It is necessary to remind about the events taking place before the Molotov-Ribbentrop Pact was signed. Western European countries, primarily, the UK and France, allowed Hitler to revive a strong army and a mighty industrial military complex. And already in 1934, after signing the Non-Aggression Pact with Germany, Poland had become a silent partner of Berlin in its aggressive actions.
This message is part of the Kremlin’s policy of historical revisionism and an attempt to erode the disastrous historical role of the Molotov-Ribbentrop Pact by making statements that the USSR was forced to sign this pact; that other European countries signed various international agreements with Adolf Hitler, that the Munich Agreement triggered WWII and various historical conspiracies saying that the Western democracies wanted to inspire a war between Nazism and Communism.
Military cooperation with the USSR was the main way that Weimar Germany could overcome the Versailles’ restrictions. The military technologies developed on the territory of the USSR in the 1920s and beginning of the 1930s became the foundation for Hitler’s industrial-military complex in the 1930s. The Soviet-German military cooperation started after the signing of the Treaty of Rapallo in 1922, allowing Germany to overcome the Versailles’ restrictions on the development of the German Army and the industrial-military complex. The facts of the Soviet-German military cooperation throughout the 1920s and beginning of the 1930s are well-documented, despite the attempts of the authorities of the Weimar Republic to hide it.
For example, many important German military technologies were developed and tested on the territory of the USSR throughout the 1920s and beginning of the 30s. For example, Junkers constructed air planes near Moscow; Krupp worked on artillery projects near Rostov-on-Don; future Luftwaffe staff trained at the Lipetsk fighter-pilot school and Reichswehr used the Kama tank school for its needs, etc.

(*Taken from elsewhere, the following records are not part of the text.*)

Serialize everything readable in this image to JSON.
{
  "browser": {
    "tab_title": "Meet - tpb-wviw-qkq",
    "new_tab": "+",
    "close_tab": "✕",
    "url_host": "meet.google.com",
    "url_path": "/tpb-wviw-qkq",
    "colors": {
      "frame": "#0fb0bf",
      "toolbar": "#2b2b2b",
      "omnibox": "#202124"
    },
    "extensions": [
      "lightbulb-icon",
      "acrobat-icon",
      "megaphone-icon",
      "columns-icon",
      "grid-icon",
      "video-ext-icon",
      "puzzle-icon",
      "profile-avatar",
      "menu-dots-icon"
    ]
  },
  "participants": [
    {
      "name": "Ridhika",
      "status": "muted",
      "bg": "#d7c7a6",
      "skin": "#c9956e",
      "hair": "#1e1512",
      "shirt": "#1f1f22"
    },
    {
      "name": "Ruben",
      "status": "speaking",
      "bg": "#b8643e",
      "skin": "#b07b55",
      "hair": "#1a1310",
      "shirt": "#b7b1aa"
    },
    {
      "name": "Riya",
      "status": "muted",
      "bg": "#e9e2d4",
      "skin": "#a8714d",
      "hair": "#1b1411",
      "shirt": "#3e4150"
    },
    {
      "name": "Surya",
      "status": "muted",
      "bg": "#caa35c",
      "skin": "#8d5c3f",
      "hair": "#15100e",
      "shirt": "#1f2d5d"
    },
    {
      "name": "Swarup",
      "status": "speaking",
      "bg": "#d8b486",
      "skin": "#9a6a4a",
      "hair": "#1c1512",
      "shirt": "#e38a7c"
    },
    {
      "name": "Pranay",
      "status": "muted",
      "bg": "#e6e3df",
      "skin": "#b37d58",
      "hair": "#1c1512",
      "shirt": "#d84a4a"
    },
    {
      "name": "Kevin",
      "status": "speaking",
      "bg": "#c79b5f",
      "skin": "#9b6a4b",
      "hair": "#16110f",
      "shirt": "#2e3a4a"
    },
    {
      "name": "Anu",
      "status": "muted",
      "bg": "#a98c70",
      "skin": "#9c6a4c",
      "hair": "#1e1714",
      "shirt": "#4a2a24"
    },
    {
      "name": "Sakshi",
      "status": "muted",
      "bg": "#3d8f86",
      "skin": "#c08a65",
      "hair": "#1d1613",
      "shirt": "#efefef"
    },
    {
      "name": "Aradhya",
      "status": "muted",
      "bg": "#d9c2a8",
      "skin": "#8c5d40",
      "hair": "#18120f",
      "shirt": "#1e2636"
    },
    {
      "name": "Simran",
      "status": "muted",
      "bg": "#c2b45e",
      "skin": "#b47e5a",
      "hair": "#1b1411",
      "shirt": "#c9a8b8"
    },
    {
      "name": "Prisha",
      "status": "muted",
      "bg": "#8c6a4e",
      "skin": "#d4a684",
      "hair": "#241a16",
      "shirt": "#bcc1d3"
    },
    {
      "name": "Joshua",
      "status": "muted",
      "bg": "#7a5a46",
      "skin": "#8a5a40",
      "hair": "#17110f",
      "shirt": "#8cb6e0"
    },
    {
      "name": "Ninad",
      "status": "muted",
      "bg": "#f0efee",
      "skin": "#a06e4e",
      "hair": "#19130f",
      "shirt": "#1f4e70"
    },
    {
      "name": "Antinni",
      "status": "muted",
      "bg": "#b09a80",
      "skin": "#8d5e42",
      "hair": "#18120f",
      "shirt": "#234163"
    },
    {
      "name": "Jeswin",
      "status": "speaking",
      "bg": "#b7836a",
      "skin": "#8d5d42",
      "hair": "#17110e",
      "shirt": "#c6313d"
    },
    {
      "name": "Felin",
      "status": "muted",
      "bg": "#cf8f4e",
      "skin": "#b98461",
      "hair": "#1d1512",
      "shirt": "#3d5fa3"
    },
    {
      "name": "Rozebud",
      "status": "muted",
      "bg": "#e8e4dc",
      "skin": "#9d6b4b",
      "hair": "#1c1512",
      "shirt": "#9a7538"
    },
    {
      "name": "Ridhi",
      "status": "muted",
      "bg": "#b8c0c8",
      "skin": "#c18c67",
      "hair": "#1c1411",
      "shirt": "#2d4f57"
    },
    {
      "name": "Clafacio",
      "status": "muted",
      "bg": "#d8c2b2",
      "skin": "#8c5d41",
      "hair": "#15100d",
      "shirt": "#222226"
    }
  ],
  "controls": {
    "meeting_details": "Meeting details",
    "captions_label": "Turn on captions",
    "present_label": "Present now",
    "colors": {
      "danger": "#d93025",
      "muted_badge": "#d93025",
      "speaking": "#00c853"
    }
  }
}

It is impossible to state that Poland was “a Nazi ally” because it signed the German-Polish Non-Aggression Pact in 1934. First, unlike the Molotov-Ribbentrop Pact, it was a standard international agreement aimed at the mutual recognition of borders and a declaration that existing political contradictions would be solved through diplomatic means. There is no historical evidence that this pact contained any secret protocols, which assumed common aggressive actions of Germany and Poland against the USSR or other countries. Moreover, the pact did not include any agreements on advanced political, economic and military relations between Poland and Germany. Secondly, in 1934, the plans of Hitler were still unknown, so all European countries carried out normal diplomatic relations with Germany. Before WWII, Poland had tense political relations with Nazi Germany, which expressed open territorial claims on Poland (revision of the status of the Free City of Danzig and control over the “Polish Corridor”). Despite intense political pressure from Hitler, Poland consistently refused to become part of the Nazi block.